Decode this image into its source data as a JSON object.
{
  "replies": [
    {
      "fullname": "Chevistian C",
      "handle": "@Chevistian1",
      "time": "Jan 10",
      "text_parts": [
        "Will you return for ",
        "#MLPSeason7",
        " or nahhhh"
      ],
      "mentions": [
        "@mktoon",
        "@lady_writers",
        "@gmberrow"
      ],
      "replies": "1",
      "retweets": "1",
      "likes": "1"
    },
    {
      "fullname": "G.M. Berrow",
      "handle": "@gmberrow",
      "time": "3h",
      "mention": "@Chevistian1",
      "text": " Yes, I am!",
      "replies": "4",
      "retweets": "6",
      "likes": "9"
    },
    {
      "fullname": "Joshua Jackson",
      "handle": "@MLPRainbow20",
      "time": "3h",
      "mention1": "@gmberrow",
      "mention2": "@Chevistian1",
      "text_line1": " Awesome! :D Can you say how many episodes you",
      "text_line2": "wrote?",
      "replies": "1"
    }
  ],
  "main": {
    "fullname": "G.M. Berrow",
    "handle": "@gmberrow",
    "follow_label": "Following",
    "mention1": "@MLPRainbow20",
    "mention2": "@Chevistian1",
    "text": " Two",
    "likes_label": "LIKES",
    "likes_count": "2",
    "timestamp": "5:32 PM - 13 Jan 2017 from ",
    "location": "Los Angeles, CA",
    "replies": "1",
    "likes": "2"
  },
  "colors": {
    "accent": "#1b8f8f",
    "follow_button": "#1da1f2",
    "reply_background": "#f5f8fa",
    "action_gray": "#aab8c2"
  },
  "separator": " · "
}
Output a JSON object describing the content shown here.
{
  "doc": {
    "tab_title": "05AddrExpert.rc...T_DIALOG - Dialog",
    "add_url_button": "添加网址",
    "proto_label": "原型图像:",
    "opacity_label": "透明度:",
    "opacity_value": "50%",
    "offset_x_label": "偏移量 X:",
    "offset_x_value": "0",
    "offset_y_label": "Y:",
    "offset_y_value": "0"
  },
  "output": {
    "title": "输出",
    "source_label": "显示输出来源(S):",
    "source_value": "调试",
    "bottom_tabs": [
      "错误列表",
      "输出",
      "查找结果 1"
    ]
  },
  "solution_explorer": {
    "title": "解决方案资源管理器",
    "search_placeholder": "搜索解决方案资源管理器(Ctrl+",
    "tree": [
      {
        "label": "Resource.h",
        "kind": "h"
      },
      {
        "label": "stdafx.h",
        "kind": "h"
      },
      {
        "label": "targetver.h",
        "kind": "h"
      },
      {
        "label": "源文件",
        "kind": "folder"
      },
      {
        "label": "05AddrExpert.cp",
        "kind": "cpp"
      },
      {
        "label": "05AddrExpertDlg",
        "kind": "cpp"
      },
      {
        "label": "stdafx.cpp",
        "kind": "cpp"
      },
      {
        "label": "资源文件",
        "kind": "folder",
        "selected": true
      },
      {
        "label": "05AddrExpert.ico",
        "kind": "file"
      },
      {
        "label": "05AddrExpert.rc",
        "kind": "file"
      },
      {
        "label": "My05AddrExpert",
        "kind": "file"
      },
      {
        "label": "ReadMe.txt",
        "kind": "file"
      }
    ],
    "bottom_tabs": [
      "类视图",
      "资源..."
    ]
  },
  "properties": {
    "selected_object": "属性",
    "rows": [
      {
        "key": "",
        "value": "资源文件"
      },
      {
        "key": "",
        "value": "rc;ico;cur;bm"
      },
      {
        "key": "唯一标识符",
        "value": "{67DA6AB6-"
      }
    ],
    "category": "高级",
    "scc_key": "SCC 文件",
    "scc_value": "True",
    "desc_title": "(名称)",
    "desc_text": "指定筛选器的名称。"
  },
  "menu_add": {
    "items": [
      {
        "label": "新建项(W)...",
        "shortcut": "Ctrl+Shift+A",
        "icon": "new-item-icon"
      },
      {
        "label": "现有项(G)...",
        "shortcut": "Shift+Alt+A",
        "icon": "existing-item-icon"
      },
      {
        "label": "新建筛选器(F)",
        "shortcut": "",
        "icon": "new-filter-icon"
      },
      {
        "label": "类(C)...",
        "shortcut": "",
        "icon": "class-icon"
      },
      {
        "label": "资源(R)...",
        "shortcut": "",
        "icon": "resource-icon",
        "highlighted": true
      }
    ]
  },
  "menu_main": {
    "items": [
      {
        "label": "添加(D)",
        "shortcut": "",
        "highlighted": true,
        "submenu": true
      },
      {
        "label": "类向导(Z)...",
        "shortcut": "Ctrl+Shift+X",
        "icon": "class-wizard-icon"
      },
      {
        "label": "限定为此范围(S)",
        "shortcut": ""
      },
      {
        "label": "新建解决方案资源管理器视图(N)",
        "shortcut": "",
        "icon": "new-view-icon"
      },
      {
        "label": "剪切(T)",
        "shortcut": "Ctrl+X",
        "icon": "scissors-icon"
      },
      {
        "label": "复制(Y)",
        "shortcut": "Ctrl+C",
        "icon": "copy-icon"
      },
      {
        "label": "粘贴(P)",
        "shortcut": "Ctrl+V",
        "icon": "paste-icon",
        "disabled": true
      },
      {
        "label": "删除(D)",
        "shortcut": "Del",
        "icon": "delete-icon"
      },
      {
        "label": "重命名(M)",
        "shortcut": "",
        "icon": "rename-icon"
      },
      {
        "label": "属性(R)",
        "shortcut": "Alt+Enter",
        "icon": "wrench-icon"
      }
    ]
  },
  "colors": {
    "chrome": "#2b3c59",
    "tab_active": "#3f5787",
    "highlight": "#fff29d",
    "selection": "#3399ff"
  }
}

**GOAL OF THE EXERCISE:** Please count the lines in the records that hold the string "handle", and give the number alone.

**SOLUTION TO THE EXERCISE:** 4